DIRECTIONS FOR THIS TASK:
Count every line below that contains "front", then state the total with no other output.

GIVEN INFORMATION:
>>>>
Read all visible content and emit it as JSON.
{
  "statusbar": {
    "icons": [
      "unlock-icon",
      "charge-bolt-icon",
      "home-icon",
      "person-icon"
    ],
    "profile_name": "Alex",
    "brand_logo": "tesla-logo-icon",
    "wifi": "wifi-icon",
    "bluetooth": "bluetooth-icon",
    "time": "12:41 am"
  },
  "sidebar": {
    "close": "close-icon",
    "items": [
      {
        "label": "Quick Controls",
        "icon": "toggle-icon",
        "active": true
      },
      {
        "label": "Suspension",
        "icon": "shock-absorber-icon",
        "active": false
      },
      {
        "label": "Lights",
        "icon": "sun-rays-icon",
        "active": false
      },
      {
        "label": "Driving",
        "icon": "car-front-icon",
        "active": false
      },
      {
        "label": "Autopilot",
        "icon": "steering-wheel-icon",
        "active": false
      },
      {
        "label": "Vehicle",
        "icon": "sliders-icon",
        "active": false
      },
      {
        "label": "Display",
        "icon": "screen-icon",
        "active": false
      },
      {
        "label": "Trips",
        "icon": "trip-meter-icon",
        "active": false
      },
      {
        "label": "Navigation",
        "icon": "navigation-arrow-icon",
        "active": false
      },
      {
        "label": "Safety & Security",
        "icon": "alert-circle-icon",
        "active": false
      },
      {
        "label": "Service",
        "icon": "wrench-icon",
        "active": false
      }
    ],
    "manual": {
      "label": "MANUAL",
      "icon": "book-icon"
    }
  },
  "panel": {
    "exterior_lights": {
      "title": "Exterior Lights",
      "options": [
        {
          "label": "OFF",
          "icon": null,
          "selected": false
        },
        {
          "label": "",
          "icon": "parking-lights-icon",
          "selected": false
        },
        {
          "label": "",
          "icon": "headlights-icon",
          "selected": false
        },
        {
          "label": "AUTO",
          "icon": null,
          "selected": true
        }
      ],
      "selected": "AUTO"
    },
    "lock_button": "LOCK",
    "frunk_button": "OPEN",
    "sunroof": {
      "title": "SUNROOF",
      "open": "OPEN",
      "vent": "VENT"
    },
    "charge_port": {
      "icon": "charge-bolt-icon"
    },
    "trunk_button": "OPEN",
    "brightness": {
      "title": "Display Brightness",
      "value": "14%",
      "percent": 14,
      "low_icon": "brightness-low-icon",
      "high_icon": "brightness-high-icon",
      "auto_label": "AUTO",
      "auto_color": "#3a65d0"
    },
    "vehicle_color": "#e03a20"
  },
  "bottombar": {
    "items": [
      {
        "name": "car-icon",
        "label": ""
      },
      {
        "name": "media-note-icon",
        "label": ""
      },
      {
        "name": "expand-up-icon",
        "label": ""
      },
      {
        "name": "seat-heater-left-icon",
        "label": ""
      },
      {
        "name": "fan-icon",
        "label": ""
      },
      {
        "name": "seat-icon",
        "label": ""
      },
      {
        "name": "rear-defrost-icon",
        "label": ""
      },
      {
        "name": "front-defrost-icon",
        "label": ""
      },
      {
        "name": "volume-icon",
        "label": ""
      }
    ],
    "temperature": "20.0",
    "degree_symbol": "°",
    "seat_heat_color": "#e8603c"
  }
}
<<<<
WRITTEN RESPONSE:
2